Your task is to repeat the listing exactly.

━━━

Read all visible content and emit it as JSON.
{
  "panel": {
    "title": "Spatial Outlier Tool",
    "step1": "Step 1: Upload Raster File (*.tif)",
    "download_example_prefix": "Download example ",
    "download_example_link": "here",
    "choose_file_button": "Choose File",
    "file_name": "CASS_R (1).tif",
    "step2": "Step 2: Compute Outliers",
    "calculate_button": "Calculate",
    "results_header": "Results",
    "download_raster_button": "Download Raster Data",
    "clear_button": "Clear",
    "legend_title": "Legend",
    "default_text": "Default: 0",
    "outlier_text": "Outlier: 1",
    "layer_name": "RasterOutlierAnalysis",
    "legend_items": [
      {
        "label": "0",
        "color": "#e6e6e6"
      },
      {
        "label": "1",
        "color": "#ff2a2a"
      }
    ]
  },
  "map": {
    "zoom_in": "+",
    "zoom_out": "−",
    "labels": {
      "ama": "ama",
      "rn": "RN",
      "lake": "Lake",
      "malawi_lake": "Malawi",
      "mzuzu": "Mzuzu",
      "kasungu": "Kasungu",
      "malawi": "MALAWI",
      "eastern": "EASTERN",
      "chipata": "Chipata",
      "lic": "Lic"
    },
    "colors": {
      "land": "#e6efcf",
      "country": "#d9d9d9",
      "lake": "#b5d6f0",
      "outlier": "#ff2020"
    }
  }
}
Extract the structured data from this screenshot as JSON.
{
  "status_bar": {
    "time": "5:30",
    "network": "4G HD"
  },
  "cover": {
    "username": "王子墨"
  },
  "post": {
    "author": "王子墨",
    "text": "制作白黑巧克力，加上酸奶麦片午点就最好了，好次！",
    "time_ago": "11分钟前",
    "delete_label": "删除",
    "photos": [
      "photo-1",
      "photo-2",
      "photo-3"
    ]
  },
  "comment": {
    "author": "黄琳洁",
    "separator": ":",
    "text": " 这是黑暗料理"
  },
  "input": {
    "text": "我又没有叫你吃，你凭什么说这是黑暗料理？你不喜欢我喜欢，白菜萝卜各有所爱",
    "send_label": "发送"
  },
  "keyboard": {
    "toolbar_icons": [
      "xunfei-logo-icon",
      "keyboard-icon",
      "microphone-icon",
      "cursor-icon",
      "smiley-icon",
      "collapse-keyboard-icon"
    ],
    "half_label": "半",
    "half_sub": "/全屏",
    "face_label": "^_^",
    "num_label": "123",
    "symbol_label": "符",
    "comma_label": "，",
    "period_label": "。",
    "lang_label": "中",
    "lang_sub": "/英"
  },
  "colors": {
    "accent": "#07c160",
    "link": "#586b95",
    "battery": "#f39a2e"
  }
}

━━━

[ANSWER SPACE]
Read all visible content and emit it as JSON.
{
  "panel": {
    "title": "Spatial Outlier Tool",
    "step1": "Step 1: Upload Raster File (*.tif)",
    "download_example_prefix": "Download example ",
    "download_example_link": "here",
    "choose_file_button": "Choose File",
    "file_name": "CASS_R (1).tif",
    "step2": "Step 2: Compute Outliers",
    "calculate_button": "Calculate",
    "results_header": "Results",
    "download_raster_button": "Download Raster Data",
    "clear_button": "Clear",
    "legend_title": "Legend",
    "default_text": "Default: 0",
    "outlier_text": "Outlier: 1",
    "layer_name": "RasterOutlierAnalysis",
    "legend_items": [
      {
        "label": "0",
        "color": "#e6e6e6"
      },
      {
        "label": "1",
        "color": "#ff2a2a"
      }
    ]
  },
  "map": {
    "zoom_in": "+",
    "zoom_out": "−",
    "labels": {
      "ama": "ama",
      "rn": "RN",
      "lake": "Lake",
      "malawi_lake": "Malawi",
      "mzuzu": "Mzuzu",
      "kasungu": "Kasungu",
      "malawi": "MALAWI",
      "eastern": "EASTERN",
      "chipata": "Chipata",
      "lic": "Lic"
    },
    "colors": {
      "land": "#e6efcf",
      "country": "#d9d9d9",
      "lake": "#b5d6f0",
      "outlier": "#ff2020"
    }
  }
}
Extract the structured data from this screenshot as JSON.
{
  "status_bar": {
    "time": "5:30",
    "network": "4G HD"
  },
  "cover": {
    "username": "王子墨"
  },
  "post": {
    "author": "王子墨",
    "text": "制作白黑巧克力，加上酸奶麦片午点就最好了，好次！",
    "time_ago": "11分钟前",
    "delete_label": "删除",
    "photos": [
      "photo-1",
      "photo-2",
      "photo-3"
    ]
  },
  "comment": {
    "author": "黄琳洁",
    "separator": ":",
    "text": " 这是黑暗料理"
  },
  "input": {
    "text": "我又没有叫你吃，你凭什么说这是黑暗料理？你不喜欢我喜欢，白菜萝卜各有所爱",
    "send_label": "发送"
  },
  "keyboard": {
    "toolbar_icons": [
      "xunfei-logo-icon",
      "keyboard-icon",
      "microphone-icon",
      "cursor-icon",
      "smiley-icon",
      "collapse-keyboard-icon"
    ],
    "half_label": "半",
    "half_sub": "/全屏",
    "face_label": "^_^",
    "num_label": "123",
    "symbol_label": "符",
    "comma_label": "，",
    "period_label": "。",
    "lang_label": "中",
    "lang_sub": "/英"
  },
  "colors": {
    "accent": "#07c160",
    "link": "#586b95",
    "battery": "#f39a2e"
  }
}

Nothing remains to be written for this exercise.